TASK DESCRIPTION: Scan the entries for lines with the word "client" and copy those lines.

RAW DATA:
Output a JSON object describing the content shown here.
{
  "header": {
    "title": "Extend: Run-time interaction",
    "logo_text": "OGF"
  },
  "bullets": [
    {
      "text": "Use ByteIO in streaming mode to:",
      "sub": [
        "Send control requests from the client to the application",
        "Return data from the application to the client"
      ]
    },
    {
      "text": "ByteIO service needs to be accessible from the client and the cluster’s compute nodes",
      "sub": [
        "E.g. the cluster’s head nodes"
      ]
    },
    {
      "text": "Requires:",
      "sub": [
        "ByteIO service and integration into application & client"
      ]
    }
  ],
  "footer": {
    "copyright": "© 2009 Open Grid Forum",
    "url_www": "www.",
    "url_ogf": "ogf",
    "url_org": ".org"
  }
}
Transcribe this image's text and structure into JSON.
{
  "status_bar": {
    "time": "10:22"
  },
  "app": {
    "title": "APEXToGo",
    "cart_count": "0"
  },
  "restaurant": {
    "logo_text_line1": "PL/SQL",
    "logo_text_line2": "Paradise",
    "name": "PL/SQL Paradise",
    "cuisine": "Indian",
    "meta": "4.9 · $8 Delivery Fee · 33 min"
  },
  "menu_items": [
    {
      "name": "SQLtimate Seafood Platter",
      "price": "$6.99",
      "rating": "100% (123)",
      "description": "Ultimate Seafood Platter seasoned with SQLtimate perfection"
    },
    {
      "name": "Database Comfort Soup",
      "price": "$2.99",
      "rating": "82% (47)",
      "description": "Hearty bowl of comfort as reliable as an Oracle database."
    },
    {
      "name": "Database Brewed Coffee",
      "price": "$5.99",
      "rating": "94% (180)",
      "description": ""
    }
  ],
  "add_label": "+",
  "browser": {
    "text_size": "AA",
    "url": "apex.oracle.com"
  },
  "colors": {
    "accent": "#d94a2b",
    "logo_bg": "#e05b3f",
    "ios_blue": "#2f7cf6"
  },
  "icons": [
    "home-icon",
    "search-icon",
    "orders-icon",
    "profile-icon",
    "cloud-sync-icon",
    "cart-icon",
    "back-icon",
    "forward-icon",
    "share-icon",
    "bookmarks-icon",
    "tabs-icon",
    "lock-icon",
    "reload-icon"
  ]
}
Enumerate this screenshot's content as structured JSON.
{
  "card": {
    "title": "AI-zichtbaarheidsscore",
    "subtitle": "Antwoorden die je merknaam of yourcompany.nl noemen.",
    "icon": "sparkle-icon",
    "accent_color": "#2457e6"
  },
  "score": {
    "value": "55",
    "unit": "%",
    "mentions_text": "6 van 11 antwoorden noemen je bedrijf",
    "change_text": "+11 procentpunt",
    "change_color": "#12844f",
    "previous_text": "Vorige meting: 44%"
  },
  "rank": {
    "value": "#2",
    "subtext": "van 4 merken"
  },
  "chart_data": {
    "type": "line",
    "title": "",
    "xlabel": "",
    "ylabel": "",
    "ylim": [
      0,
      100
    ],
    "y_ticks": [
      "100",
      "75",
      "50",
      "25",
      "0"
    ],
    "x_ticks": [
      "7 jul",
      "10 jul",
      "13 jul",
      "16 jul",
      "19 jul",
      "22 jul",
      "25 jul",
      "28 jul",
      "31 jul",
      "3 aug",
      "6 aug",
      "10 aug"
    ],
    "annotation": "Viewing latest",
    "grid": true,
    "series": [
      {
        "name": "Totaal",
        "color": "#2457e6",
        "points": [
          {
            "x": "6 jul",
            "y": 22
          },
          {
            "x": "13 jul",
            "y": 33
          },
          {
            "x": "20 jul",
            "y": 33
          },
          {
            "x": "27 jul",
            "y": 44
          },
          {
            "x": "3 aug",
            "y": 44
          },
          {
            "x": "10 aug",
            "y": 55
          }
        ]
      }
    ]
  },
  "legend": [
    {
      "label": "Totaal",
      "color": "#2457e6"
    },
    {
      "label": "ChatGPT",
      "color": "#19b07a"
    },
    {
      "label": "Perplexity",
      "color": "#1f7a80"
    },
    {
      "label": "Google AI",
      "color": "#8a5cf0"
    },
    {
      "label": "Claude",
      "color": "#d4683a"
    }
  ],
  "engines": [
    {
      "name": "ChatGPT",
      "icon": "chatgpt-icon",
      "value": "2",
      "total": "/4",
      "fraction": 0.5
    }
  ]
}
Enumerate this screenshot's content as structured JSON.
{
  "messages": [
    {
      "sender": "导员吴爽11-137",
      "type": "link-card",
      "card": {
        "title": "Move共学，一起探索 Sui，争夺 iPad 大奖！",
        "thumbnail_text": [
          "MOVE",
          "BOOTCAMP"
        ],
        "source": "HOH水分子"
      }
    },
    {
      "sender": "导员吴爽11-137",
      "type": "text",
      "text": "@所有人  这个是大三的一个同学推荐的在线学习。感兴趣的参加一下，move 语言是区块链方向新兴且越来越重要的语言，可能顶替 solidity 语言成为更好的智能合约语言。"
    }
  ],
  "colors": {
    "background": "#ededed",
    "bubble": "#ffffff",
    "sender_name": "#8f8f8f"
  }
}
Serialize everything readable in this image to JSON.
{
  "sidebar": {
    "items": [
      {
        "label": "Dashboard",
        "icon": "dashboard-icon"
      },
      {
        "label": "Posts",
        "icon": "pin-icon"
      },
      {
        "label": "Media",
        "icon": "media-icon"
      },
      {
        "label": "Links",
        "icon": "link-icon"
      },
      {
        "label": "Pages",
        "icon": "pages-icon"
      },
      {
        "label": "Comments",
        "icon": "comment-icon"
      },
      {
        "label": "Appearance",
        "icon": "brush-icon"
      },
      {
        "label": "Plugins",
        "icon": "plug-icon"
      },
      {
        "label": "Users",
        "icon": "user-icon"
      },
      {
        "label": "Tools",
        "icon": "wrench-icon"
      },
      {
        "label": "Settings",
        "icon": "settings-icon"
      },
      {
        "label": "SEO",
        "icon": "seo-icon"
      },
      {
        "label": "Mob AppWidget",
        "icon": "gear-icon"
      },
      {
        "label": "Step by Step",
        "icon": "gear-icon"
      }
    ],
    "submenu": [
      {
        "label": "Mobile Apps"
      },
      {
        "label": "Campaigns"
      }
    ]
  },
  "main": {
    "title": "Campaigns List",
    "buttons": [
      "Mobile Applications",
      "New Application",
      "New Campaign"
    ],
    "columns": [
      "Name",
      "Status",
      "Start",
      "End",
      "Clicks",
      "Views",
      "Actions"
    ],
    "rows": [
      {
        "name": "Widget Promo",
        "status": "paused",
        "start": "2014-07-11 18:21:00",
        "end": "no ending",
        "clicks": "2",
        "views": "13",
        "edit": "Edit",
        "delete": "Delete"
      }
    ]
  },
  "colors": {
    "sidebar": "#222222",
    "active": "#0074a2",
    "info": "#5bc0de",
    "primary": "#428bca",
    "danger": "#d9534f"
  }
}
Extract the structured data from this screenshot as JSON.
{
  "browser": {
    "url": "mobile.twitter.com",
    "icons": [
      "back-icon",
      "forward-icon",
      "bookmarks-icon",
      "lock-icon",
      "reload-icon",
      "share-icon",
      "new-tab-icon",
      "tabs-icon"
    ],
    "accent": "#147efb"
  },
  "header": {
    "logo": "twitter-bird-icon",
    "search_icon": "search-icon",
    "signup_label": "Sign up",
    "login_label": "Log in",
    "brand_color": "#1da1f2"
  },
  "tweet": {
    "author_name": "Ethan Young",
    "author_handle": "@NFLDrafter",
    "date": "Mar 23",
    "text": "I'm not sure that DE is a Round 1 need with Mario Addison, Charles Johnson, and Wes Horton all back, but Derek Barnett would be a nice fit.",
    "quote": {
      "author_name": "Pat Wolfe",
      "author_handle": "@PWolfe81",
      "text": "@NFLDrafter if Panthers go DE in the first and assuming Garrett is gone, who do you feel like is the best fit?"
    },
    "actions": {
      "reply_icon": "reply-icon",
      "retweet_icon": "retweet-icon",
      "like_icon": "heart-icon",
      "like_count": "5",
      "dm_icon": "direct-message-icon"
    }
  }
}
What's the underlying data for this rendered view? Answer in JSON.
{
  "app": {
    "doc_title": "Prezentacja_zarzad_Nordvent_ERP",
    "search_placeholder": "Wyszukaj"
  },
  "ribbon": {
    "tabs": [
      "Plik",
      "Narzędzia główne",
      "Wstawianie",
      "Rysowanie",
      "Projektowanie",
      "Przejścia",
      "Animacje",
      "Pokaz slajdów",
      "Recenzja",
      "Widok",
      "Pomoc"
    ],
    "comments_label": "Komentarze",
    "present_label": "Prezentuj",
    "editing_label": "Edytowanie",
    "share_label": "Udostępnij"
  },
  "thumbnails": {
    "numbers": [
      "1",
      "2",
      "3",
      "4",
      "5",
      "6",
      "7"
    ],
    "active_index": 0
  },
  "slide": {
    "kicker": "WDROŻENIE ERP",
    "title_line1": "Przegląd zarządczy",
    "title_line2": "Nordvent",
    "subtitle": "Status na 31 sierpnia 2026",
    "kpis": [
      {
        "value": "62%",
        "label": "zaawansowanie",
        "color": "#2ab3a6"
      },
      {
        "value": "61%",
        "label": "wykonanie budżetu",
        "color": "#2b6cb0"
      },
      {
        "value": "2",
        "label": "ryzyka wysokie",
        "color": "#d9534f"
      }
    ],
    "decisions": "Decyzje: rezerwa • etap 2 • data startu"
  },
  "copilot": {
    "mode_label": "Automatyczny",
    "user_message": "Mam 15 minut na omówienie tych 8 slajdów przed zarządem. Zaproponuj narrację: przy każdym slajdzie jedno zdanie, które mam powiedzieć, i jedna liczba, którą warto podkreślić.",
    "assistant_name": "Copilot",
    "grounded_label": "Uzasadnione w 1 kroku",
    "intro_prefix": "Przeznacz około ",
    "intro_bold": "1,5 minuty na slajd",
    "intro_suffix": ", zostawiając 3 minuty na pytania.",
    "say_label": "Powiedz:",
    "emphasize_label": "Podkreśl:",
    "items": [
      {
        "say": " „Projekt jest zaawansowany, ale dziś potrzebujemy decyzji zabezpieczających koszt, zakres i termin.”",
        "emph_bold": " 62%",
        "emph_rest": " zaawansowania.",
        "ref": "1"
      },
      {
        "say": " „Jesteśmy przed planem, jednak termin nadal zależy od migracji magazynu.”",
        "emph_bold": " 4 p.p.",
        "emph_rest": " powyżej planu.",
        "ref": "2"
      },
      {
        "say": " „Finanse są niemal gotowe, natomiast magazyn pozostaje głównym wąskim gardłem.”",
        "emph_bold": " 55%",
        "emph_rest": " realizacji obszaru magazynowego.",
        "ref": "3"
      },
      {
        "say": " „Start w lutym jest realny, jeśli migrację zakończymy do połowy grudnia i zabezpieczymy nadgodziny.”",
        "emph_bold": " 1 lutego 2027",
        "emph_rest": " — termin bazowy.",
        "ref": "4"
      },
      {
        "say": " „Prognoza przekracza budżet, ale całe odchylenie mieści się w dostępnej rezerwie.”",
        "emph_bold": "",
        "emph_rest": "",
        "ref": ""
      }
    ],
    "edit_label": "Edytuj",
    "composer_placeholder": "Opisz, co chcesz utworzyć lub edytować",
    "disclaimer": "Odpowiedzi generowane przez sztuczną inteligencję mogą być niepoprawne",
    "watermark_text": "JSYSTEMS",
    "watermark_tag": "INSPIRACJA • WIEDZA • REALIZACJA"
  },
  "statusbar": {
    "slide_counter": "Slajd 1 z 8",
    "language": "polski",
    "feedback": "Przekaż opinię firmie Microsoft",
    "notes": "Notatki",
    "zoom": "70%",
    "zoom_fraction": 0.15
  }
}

RESPONSE TO THE EXERCISE:
        "Send control requests from the client to the application",
        "Return data from the application to the client"
      "text": "ByteIO service needs to be accessible from the client and the cluster’s compute nodes",
        "ByteIO service and integration into application & client"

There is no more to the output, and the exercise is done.